══ Data ══

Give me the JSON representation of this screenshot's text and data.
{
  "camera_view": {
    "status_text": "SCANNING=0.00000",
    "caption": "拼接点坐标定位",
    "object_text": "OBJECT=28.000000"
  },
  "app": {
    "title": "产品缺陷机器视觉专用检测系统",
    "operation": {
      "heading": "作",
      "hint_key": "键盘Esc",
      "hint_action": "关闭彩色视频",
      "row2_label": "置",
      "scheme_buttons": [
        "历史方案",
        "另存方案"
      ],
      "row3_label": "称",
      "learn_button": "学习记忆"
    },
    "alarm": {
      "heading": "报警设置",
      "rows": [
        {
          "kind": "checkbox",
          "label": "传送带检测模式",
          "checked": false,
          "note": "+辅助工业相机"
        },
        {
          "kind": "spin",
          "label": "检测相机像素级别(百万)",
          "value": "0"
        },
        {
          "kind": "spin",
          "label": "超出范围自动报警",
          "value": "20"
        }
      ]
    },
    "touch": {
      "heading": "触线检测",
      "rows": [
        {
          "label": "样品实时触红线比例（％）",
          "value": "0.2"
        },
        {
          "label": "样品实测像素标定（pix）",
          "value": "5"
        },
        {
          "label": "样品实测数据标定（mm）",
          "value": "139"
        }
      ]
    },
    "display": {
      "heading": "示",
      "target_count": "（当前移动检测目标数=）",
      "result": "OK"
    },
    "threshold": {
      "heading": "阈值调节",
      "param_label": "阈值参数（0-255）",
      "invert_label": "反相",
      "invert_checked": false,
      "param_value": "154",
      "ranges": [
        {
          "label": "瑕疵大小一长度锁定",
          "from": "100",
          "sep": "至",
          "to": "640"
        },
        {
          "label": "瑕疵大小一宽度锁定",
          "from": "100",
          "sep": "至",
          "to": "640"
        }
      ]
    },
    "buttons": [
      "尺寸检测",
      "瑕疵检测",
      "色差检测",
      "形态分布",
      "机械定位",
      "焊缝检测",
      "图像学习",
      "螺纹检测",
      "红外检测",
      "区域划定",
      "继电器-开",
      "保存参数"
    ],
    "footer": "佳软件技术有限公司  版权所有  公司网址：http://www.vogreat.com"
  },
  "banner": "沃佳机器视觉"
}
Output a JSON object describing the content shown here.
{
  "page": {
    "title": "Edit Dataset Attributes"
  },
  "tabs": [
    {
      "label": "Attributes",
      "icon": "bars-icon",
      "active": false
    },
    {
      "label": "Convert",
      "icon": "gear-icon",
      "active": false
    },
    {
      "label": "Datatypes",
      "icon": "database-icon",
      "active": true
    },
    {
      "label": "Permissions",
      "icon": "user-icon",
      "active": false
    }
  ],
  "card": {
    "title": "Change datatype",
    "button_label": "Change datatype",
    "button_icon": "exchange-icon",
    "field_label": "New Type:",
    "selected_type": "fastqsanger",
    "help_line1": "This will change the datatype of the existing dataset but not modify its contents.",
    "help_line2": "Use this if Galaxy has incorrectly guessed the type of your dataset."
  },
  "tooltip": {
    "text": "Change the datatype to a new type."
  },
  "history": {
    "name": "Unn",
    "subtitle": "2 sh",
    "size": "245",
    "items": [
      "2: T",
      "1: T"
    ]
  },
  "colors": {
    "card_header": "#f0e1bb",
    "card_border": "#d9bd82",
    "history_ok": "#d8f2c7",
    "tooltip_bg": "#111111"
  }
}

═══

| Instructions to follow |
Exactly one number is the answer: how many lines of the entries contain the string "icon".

| Reply to the task |
5